- Be able to define script and understand how scripts assemble and magnify sets of scenes.
- How might therapists use script theory to better understand their clients’ suffering?
TT, James Duffy, “What’s a Script?” October 5, 1998
Bulletin, v3, #1-2, 1996, Donald L. Nathanson, “What’s a Script”, pp. 1-4.
EA, “Script Theory,” pp. 312-334.
Bulletin, v1, #2, 1994, Vernon Kelly, “Intimate Notes,” pp. 5-7.
- What is a script? How is it formed?
- What is key to the development of consciousness?
- Tomkins states “consciousness is a report about affect-driven imagery.” What does he mean by this?
- What does Nathanson mean by SARS?
- Explain the idea that scripts are the set of rules for the ordering of information about SARS.
- Explain our tendency to distort perception in order to make data fit into preexisting scripts.
- What role does affect play in coordinating scenes and responses to them?
- What is the difference between affect amplification (as in innate scripts) and psychological magnification (as in learned scripts)?
- How does magnification originate in early infancy? Is it always “heroic”?
- What is the difference between how a person acts in a scene with and without a script?
- Define information advantage, affect density, magnification advantage.
- Why is a person more conscious of scenes rather than rules for ordering them?
- What is “critical interscene distance” and how does it change with magnification?
- Tomkins states that scripts are more self-validating than self-fulfilling.

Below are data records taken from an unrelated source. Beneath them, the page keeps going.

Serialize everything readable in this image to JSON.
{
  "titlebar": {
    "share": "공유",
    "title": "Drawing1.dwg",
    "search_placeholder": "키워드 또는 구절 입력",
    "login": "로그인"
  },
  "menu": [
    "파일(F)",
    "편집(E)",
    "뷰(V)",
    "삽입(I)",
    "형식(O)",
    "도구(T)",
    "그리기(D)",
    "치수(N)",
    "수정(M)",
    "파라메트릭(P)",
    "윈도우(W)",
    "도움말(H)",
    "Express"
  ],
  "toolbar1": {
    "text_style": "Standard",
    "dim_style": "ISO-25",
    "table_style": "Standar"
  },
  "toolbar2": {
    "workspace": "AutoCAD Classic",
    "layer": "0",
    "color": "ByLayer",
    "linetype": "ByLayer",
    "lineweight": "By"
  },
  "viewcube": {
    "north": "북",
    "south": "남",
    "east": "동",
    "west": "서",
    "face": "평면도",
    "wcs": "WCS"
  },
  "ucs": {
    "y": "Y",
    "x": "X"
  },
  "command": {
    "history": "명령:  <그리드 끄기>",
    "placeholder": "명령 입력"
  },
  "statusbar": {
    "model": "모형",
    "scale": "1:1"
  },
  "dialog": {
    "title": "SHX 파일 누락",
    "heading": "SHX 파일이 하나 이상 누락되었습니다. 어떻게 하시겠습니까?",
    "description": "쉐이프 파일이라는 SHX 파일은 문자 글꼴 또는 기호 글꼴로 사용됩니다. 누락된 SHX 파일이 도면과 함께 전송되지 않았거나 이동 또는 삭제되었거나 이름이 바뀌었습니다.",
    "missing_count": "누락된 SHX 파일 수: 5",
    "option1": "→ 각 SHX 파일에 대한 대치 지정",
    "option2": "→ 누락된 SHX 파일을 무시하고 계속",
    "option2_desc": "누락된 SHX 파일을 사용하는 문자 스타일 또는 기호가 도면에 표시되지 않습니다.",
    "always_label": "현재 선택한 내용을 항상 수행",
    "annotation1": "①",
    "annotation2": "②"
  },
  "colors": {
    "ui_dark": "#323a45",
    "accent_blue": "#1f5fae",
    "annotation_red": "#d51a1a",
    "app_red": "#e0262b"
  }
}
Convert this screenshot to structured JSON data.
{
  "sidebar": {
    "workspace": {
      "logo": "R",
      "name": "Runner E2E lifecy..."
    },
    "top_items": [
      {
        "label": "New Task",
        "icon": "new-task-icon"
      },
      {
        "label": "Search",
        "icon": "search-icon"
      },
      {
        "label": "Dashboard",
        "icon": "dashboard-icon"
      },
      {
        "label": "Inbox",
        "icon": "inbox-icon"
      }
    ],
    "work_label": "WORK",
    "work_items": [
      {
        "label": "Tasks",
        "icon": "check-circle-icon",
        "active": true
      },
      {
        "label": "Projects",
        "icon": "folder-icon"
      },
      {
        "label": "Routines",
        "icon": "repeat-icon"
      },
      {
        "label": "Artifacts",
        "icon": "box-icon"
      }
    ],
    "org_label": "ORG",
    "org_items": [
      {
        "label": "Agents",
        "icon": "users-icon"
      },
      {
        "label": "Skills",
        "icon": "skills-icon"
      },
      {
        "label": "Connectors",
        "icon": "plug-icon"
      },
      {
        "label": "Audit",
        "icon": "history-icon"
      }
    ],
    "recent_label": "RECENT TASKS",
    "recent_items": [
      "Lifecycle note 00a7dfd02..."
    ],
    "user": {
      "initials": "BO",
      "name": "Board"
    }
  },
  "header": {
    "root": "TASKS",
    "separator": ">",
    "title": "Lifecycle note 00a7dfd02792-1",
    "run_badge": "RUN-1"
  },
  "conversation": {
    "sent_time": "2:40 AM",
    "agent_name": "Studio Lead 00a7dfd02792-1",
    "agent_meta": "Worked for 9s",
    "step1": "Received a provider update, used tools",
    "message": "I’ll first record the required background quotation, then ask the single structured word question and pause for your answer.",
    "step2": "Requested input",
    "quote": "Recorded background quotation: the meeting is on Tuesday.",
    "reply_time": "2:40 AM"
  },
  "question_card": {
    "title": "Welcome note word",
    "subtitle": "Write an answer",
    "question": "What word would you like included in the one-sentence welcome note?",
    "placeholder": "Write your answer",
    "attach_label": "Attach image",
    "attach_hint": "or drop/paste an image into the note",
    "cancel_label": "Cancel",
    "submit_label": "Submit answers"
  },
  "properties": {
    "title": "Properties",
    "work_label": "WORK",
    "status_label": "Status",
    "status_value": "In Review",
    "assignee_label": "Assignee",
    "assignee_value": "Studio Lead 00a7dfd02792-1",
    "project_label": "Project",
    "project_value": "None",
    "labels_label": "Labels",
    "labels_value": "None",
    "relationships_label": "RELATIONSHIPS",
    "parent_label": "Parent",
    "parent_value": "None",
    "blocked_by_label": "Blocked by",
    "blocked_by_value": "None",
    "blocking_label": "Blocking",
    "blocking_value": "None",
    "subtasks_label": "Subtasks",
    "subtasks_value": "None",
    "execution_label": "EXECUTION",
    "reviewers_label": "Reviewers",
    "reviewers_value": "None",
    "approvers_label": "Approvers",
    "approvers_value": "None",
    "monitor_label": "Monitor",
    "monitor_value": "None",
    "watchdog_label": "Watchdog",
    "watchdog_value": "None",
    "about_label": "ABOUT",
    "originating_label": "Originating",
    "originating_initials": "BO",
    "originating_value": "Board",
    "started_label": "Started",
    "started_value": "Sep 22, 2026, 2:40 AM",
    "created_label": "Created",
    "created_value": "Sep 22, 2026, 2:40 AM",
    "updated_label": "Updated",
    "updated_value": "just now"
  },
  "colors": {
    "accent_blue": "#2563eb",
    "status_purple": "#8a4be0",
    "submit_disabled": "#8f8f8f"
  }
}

What does this mean?
- Scripts are incomplete and conditional. How do individuals modify scripts to deal with unanticipated conditions?